**Exercise requirements**
Your task is to work out how many lines in the data that follows hold "JSON" and to state that number alone.

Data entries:
'''

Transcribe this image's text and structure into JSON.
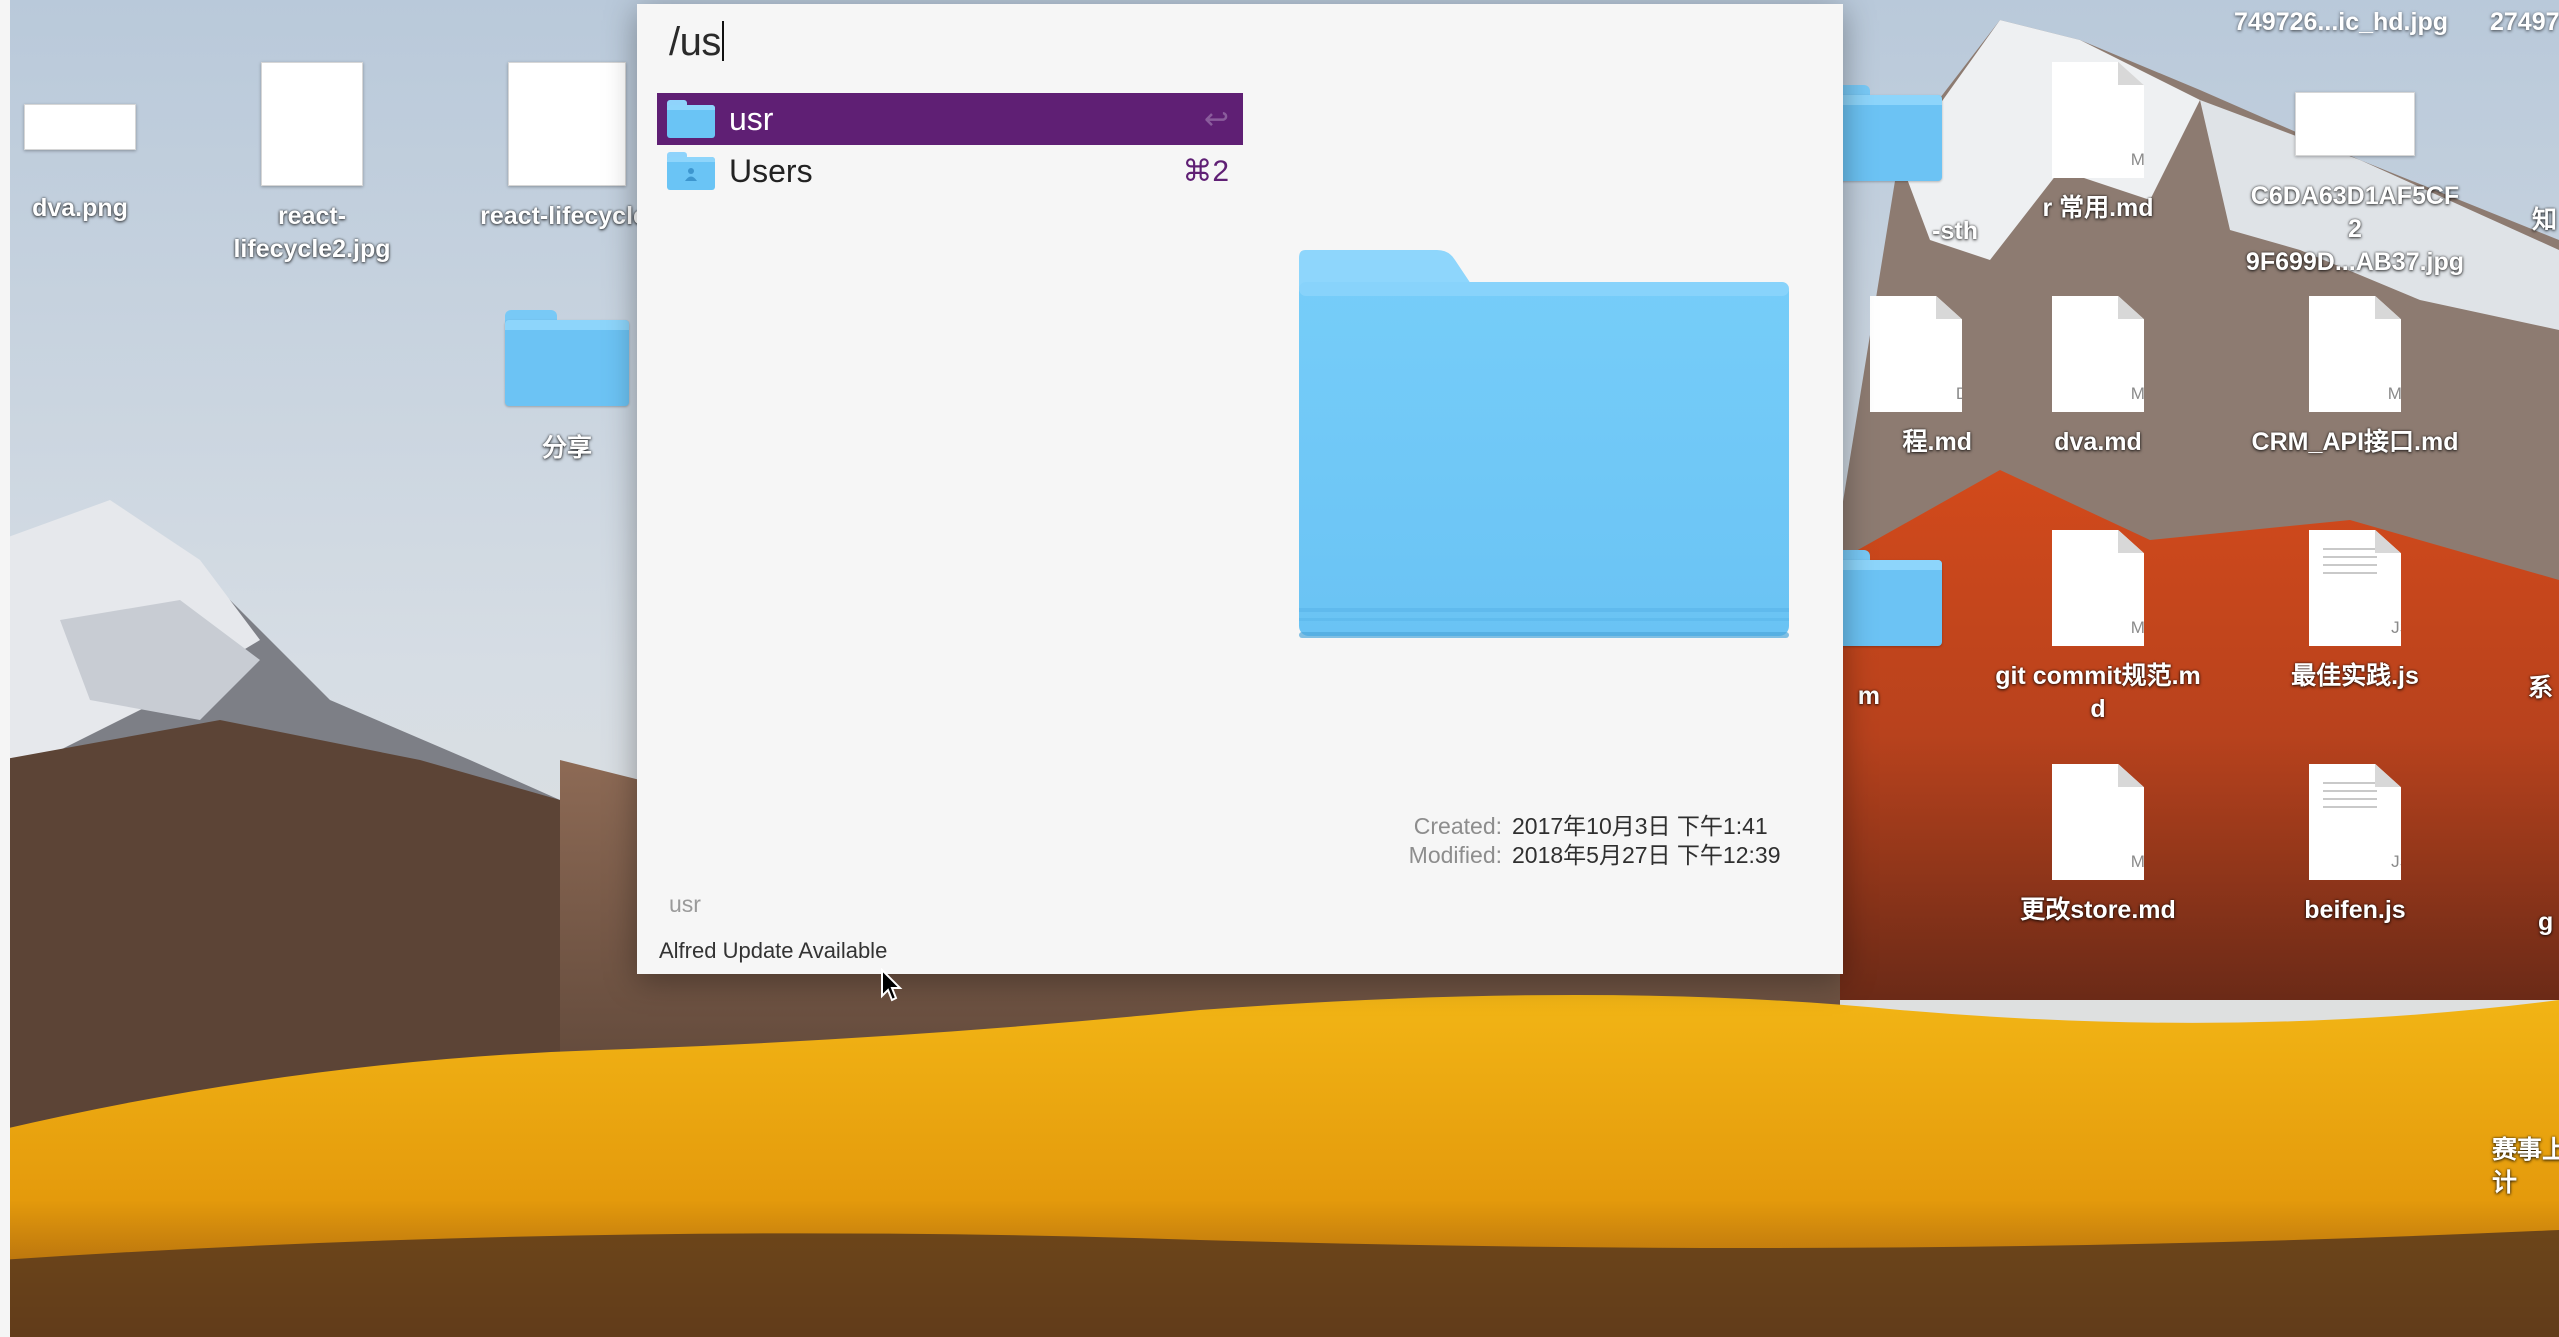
{
  "alfred": {
    "query": "/us",
    "results": [
      {
        "name": "usr",
        "shortcut": "↩",
        "selected": true
      },
      {
        "name": "Users",
        "shortcut": "⌘2",
        "selected": false
      }
    ],
    "details": {
      "created_label": "Created:",
      "created_value": "2017年10月3日 下午1:41",
      "modified_label": "Modified:",
      "modified_value": "2018年5月27日 下午12:39"
    },
    "subtitle": "usr",
    "update_notice": "Alfred Update Available",
    "accent_color": "#5f1f74"
  },
  "desktop": {
    "top_files": [
      "749726...ic_hd.jpg",
      "27497"
    ],
    "icons": [
      {
        "label": "dva.png",
        "kind": "image"
      },
      {
        "label": "react-\nlifecycle2.jpg",
        "kind": "image"
      },
      {
        "label": "react-lifecycle.",
        "kind": "image"
      },
      {
        "label": "分享",
        "kind": "folder"
      },
      {
        "label": "-sth",
        "kind": "folder"
      },
      {
        "label": "r 常用.md",
        "kind": "md",
        "ext": "MD"
      },
      {
        "label": "C6DA63D1AF5CF2\n9F699D...AB37.jpg",
        "kind": "image"
      },
      {
        "label": "知",
        "kind": "partial"
      },
      {
        "label": "程.md",
        "kind": "md",
        "ext": "D"
      },
      {
        "label": "dva.md",
        "kind": "md",
        "ext": "MD"
      },
      {
        "label": "CRM_API接口.md",
        "kind": "md",
        "ext": "MD"
      },
      {
        "label": "m",
        "kind": "folder"
      },
      {
        "label": "git commit规范.md",
        "kind": "md",
        "ext": "MD"
      },
      {
        "label": "最佳实践.js",
        "kind": "js",
        "ext": "JS"
      },
      {
        "label": "系",
        "kind": "partial"
      },
      {
        "label": "更改store.md",
        "kind": "md",
        "ext": "MD"
      },
      {
        "label": "beifen.js",
        "kind": "js",
        "ext": "JS"
      },
      {
        "label": "g",
        "kind": "partial"
      },
      {
        "label": "赛事上\n计",
        "kind": "partial"
      }
    ]
  }
}
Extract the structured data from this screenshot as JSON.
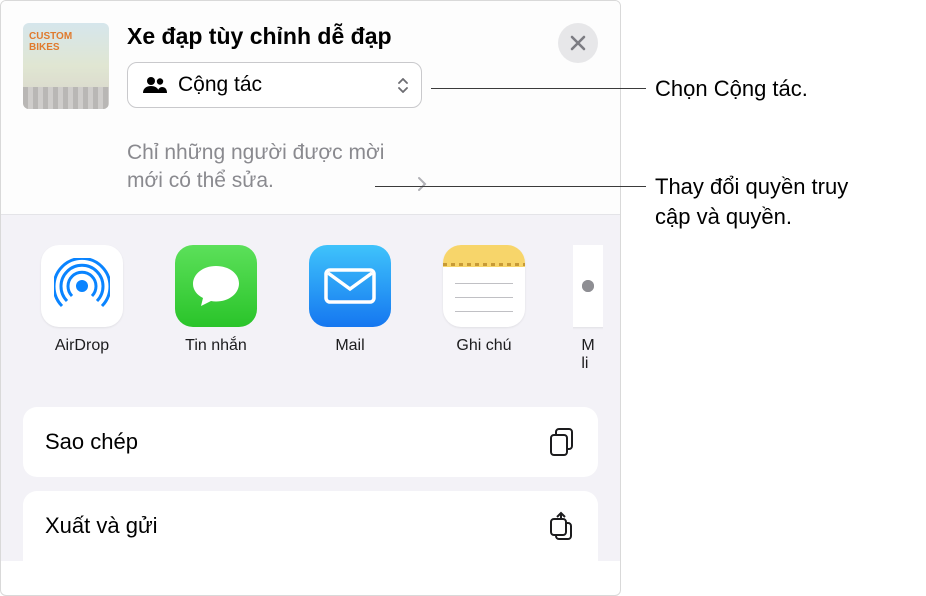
{
  "doc": {
    "title": "Xe đạp tùy chỉnh dễ đạp",
    "collab_label": "Cộng tác",
    "permission_text": "Chỉ những người được mời mới có thể sửa."
  },
  "apps": [
    {
      "id": "airdrop",
      "label": "AirDrop"
    },
    {
      "id": "messages",
      "label": "Tin nhắn"
    },
    {
      "id": "mail",
      "label": "Mail"
    },
    {
      "id": "notes",
      "label": "Ghi chú"
    },
    {
      "id": "more",
      "label": "Mời liên kết"
    }
  ],
  "actions": {
    "copy": "Sao chép",
    "export": "Xuất và gửi"
  },
  "callouts": {
    "collab": "Chọn Cộng tác.",
    "permission": "Thay đổi quyền truy cập và quyền."
  },
  "colors": {
    "panel_bg": "#f3f2f7",
    "text_secondary": "#8a8a8f"
  }
}
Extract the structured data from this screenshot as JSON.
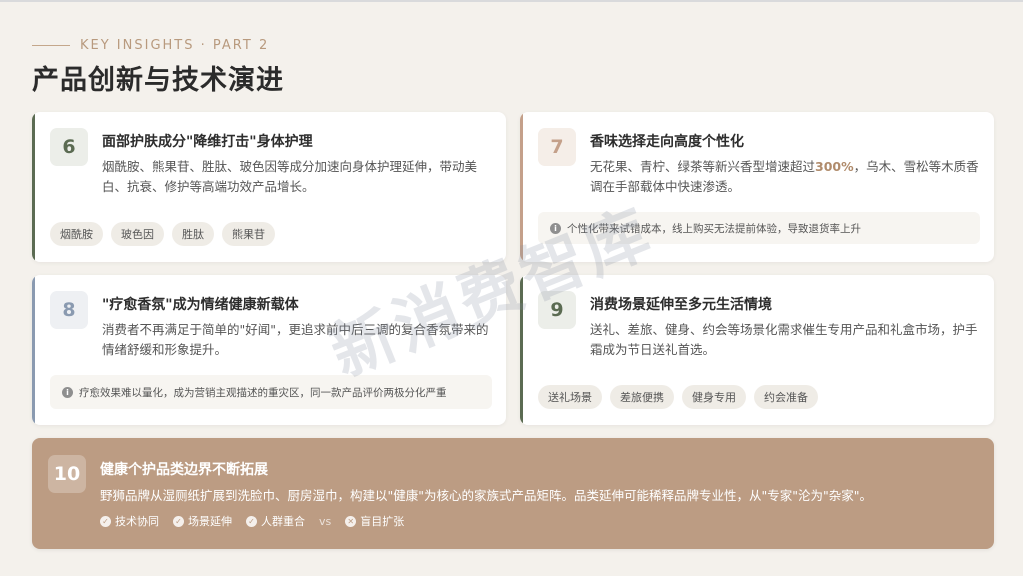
{
  "header": {
    "kicker": "KEY INSIGHTS · PART 2",
    "title": "产品创新与技术演进"
  },
  "colors": {
    "dark_green": "#5b6b52",
    "tan": "#c4a08a",
    "blue_gray": "#8a9ab0",
    "wide_card": "#bc9c83"
  },
  "cards": [
    {
      "num": "6",
      "title": "面部护肤成分\"降维打击\"身体护理",
      "desc": "烟酰胺、熊果苷、胜肽、玻色因等成分加速向身体护理延伸，带动美白、抗衰、修护等高端功效产品增长。",
      "tags": [
        "烟酰胺",
        "玻色因",
        "胜肽",
        "熊果苷"
      ]
    },
    {
      "num": "7",
      "title": "香味选择走向高度个性化",
      "desc_pre": "无花果、青柠、绿茶等新兴香型增速超过",
      "desc_hl": "300%",
      "desc_post": "，乌木、雪松等木质香调在手部载体中快速渗透。",
      "note": "个性化带来试错成本，线上购买无法提前体验，导致退货率上升"
    },
    {
      "num": "8",
      "title": "\"疗愈香氛\"成为情绪健康新载体",
      "desc": "消费者不再满足于简单的\"好闻\"，更追求前中后三调的复合香氛带来的情绪舒缓和形象提升。",
      "note": "疗愈效果难以量化，成为营销主观描述的重灾区，同一款产品评价两极分化严重"
    },
    {
      "num": "9",
      "title": "消费场景延伸至多元生活情境",
      "desc": "送礼、差旅、健身、约会等场景化需求催生专用产品和礼盒市场，护手霜成为节日送礼首选。",
      "tags": [
        "送礼场景",
        "差旅便携",
        "健身专用",
        "约会准备"
      ]
    }
  ],
  "wide": {
    "num": "10",
    "title": "健康个护品类边界不断拓展",
    "desc": "野狮品牌从湿厕纸扩展到洗脸巾、厨房湿巾，构建以\"健康\"为核心的家族式产品矩阵。品类延伸可能稀释品牌专业性，从\"专家\"沦为\"杂家\"。",
    "points": [
      "技术协同",
      "场景延伸",
      "人群重合"
    ],
    "vs": "vs",
    "negative": "盲目扩张"
  },
  "watermark": "新消费智库"
}
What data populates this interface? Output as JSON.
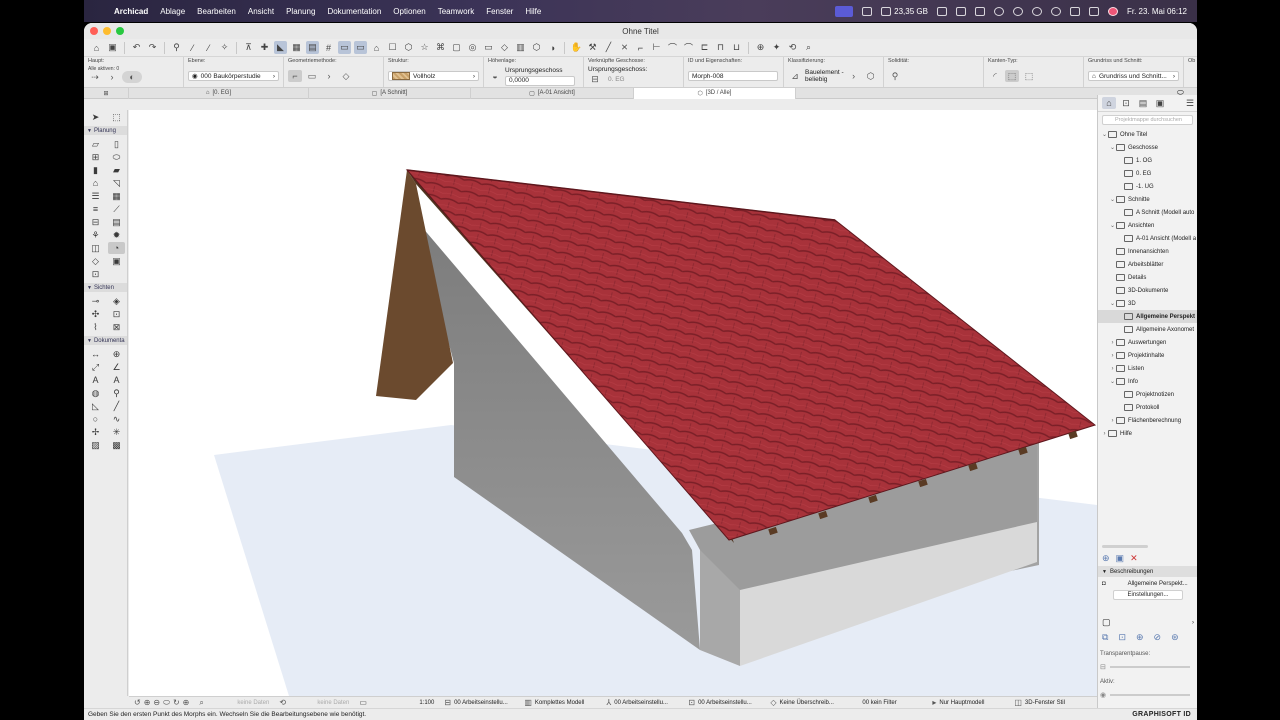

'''

**Exercise solution**
4